April 13, 1862 (Sunday) Union Col. Edward Canby was poised to take Albuquerque, defended by no more than 200 Rebels. His force, 1,100-strong, could have captured the city, but he was unsure just when the rest of the Confederates, moving south from Santa Fe, under the command of General Henry Sibley, would arrive. When combined,Read More

Lincoln to McClellan: “You Must Act”

April 9, 1862 (Wednesday) While the Battle of Shiloh raged for two days in the west, General George McClellan’s Army of the Potomac moved not an inch. Four long days has passed since McClellan learned that the Confederates had fortified across the entire Virginia Peninsula. He had expected them to retreat to Yorktown, which heRead More

General McClellan and the Terrible, Horrible, No Good, Very Bad Day

April 5, 1862 (Saturday) The previous day had been a good one for George Briton McClellan, commander of the Union Army of the Potomac.

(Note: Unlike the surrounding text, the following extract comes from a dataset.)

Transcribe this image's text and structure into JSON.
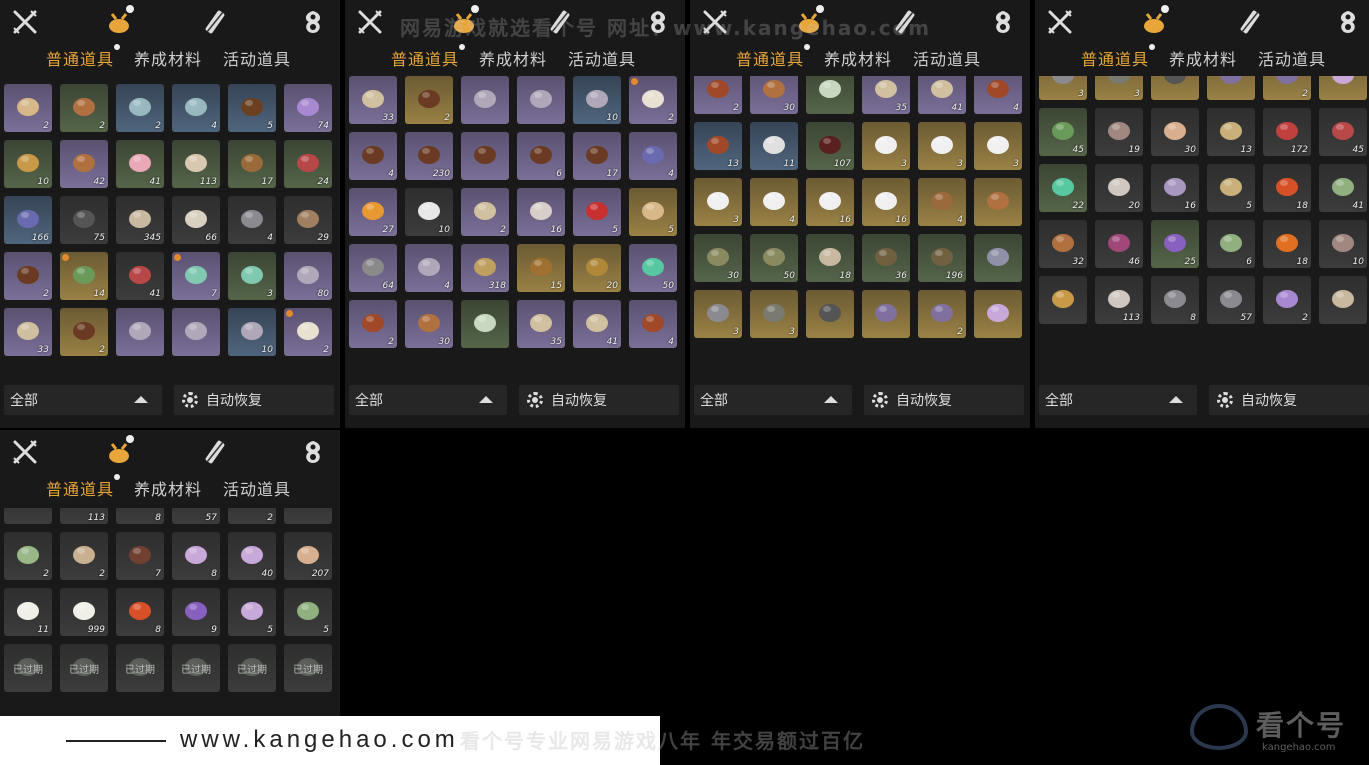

The Rebels to his front gave up ground quickly as he advanced two columns up the Virginia Peninsula. Though a division had been withheld from him a few days ago, heRead More

McClellan’s First Good Day is Also His Last

April 4, 1862 (Friday) Though the Confederates in the Shenandoah Valley and south of Washington had fallen back, Lincoln was still apprehensive over covering the capital. The Rebels had fallen back to Fredericksburg, Orange Court House and Mount Jackson (in the Valley), but Washington wasn’t fully aware of how many were where. So worried andRead More

McClellan’s Plan Discovered! Johnston Ordered to Reinforce the Peninsula

March 27, 1862 (Thursday) Ten days had passed since Union General George B. McClellan had started his Army of the Potomac to Fortress Monroe. This change of base, from around Washington to the Virginia Peninsula, was the first step in his conquest of Richmond. Almost daily had the transport vessels been arriving. By this date,Read More

The Rebels Burn Hampton, Virginia; A Possible Prisoner Exchange?

Wednesday, August 7, 1861 General Benjamin Butler had been in a quandary over what to do with the 800 or more escaped slaves that had taken shelter near Fortress Monroe on the Virginia Peninsula. He had assumed that since they were considered property by the enemy, they could be confiscated as “contraband of war.” Butler’sRead More

Butler’s Growing Contraband Problem

Tuesday, July 30, 1861 Benjamin Butler had a problem. Being commander of Fortress Monroe on the Virginia Peninsula was no easy job. Though there had been no major fighting since the Battle of Big Bethel, Confederates in General John Bankhead Magruder’s Army of the Peninsula threatened his positions at Newport News, Hampton and along theRead More